Meanwhile, Arthur walks around above ground and bumps into an old man named Slartibartfast who drives him in a hover car to the center of Magrathea. On the way, he explains that the entire planet’s population has just woken up from a long hibernation of sorts. “You see,” he says, “five million years ago the Galactic economy collapsed, and seeing that custom-built planets are something of a luxury commodity…,” he says, trailing off. Continuing, he says: “The recession came and we decided it would save a lot of bother if we just slept through it. So we programmed the computers to revive us when it was all over.” However, they haven’t woken up because the market has been revived, but because a race of “hyperintelligent pandimensional beings” have commissioned them to build a very lucrative project. Slartibartfast explains that millions of years ago, these beings built a computer called Deep Thought and asked it to tell them the answer to “Life, the Universe and Everything.” After 7,500,000 years of thinking, Deep Thought told them that the answer is 42. The computer then suggested—in response to the beings’ confusion—that they don’t actually understand the question they’re asking, and so the hyperintelligent beings ordered Deep Thought to build another computer capable of explaining the question to them. This computer, Slartibartfast tells Arthur, was the planet earth, and the hyperintelligent beings oversaw the experiment by taking the form of mice and monitoring humans. The project was supposed to take 10,000,000 years, but the Vogons destroyed earth five minutes before the computer finished its task.

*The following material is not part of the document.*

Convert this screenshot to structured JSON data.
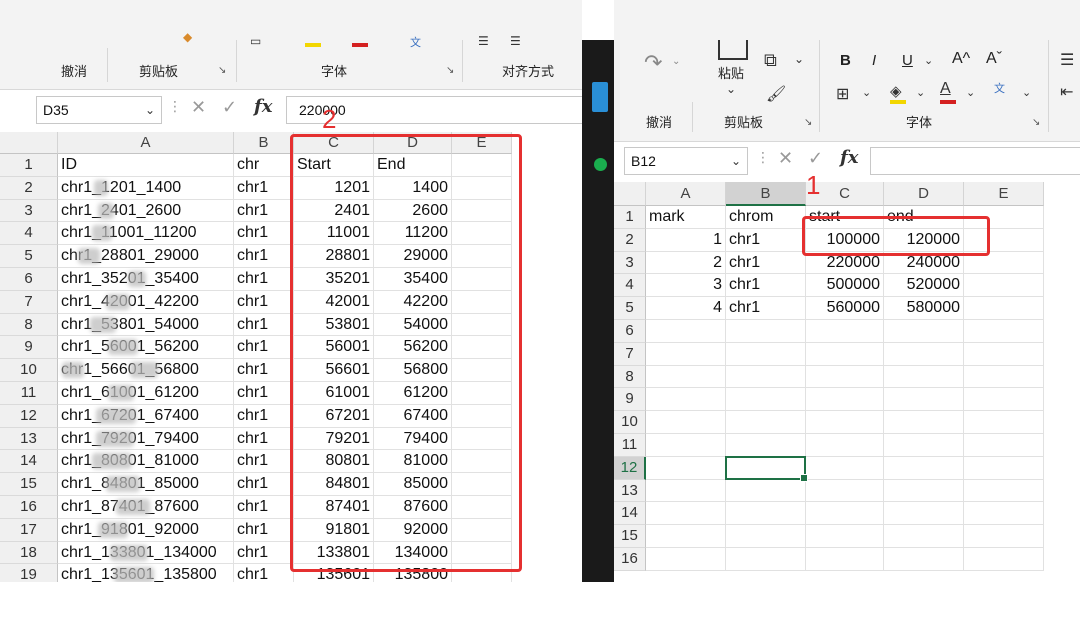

Because Arthur is the last human in existence who was present on earth right before it was destroyed, the mice want to tap into his brain—after all, the answer they seek might be imbedded in him, since he is an organic product of the supercomputer itself (earth). Slartibartfast takes Arthur to join his friends, where they sit down for lunch and talk to Trillian’s mice, who escaped from their cage when the Heart of Gold was busy dodging Magrathea’s missiles. The mice explain that they’d like to remove Arthur’s brain to inspect it, and chaos ensues. During a struggle, alarms suddenly start to blare for no apparent reason, giving Arthur and his friends a chance to escape. After fighting several “cops,” the gang zooms off in Slartibartfast’s hover car, boards the Heart of Gold, and leaves Magrathea behind. As they zoom through space, they decide to grab a “quick bite” at the Restaurant at the End of the Universe.